Goodman Theatre’s vibrant production of Leonard Bernstein’s Wonderful Town recounts a tale as old as time: two sisters migrate from the countryside to the big city in the hopes of becoming stars. What follows are a series of hijinks and love triangles riddled with the underlying message that together, we can do anything. Renowned director Mary Zimmerman does a terrific job at transforming this coming-of-age story into a delightful production.
The two Sherwood sisters, Ruth (Bri Sudia) and Eileen (Lauren Molina), hit the town with big dreams and even bigger plans. Wonderful Town stars Ruth, a big-boned brunette who is constantly reminded by others of her sister’s beauty. Eileen,the petite blonde who captures the heart and attention of anyone she encounters. I was slightly disheartened to see these common stereotypes play out during the show and would have preferred to see a less clichéd casting choice. However, both Sudia and Molina used these unoriginal physical roles to their advantage and were able to showcase their talents. Sudia deftly portrayed Ruth as full of angst, frustration, and the determination of a girl willing to reach her goals.
Ruth embarks on her journey to become a published writer when she meets Robert Baker (Karl Hamilton), a publisher who believes in her work, and is willing to help. Hamilton plays the role of the cynical slightly dejected publisher, and even gets to show off the best of his singing skills in the second act. Eileen takes a slightly different path as she tries to become a famous singer. Instead, she meets her own set of love-stricken puppies all which can’t wait to be the one she calls her own. Molina shines with her nearly flawless portrayal of a naïve yet glee-loving gal. Frank Lippencott (Wade Elkins) is one of Eileen’s quirkiest conquests. Frank’s ever so-important job at the drugstore provides for great quick interactions showcasing what is best and greatest at the counter that day. Wonderful Town delves into more shenanigans with legal woes, impersonations and big breaks.

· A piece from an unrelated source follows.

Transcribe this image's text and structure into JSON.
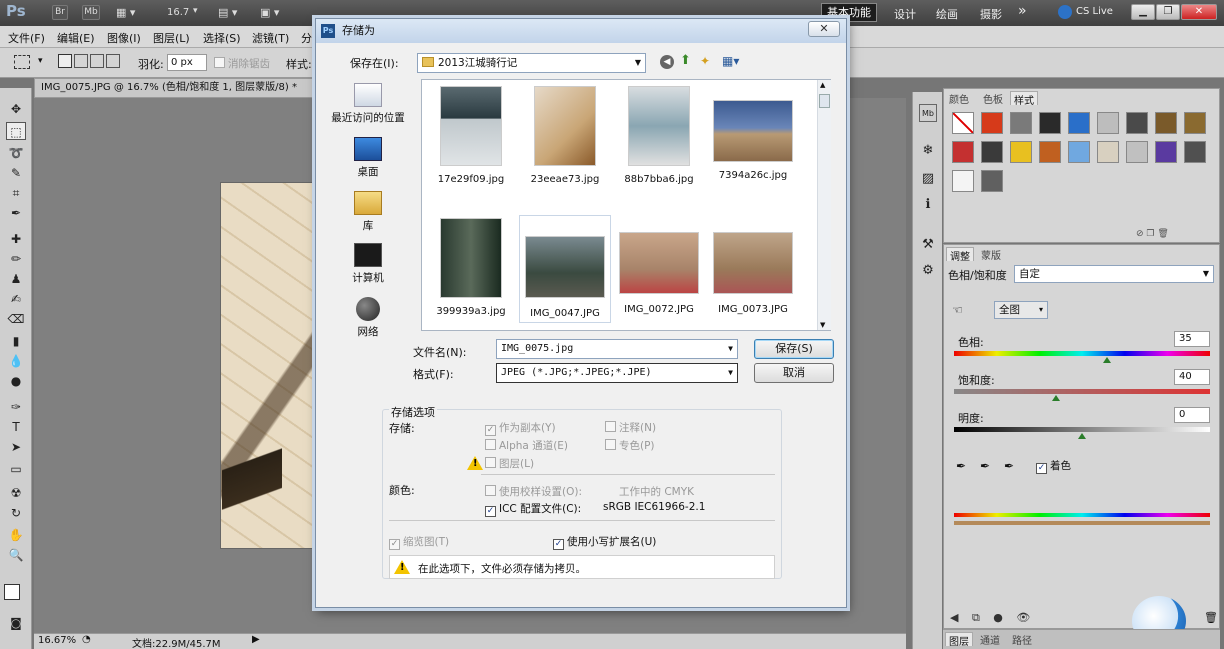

While these characters carry the majority of the show, the wildly talented ensemble truly ties the piece together. The choreography by Chicago native Alex Sanchez succeeds in blending a variety of eclectic and classical dance styles. Sanchez’s choreography is highlighted by the stunning costume design (Ana Kuzmanic). The vivid colors, patterns and shapes utilized by Kuzmanic not only beautifully capture the story, but also stay true to the style of the 1950s.
Apart from the actors, I have to say my favorite part of this musical was its unique and imaginative set designed by Todd Rosenthal. At various times during the show, the audience would actually be laughing at the props and sets used by the cast. From sets rising from the floor, to the detail in every backdrop, it was clear that Rosenthal’s intent was to keep audiences constantly engaged. With Zimmerman’s direction, alongside the musical direction of Doug Peck, Wonderful Town proves to be a great night out.
If you’re looking for a date night of high-caliber theater, I recommend swinging over to the Goodman Theatre.
Wonderful Town has been extended until October 23 with tickets priced at $25-$107. Performances are Tuesday-Sunday at the Goodman Theatre, 170 N. Dearborn St. Running time is 2 hours, 30 minutes, with one intermission.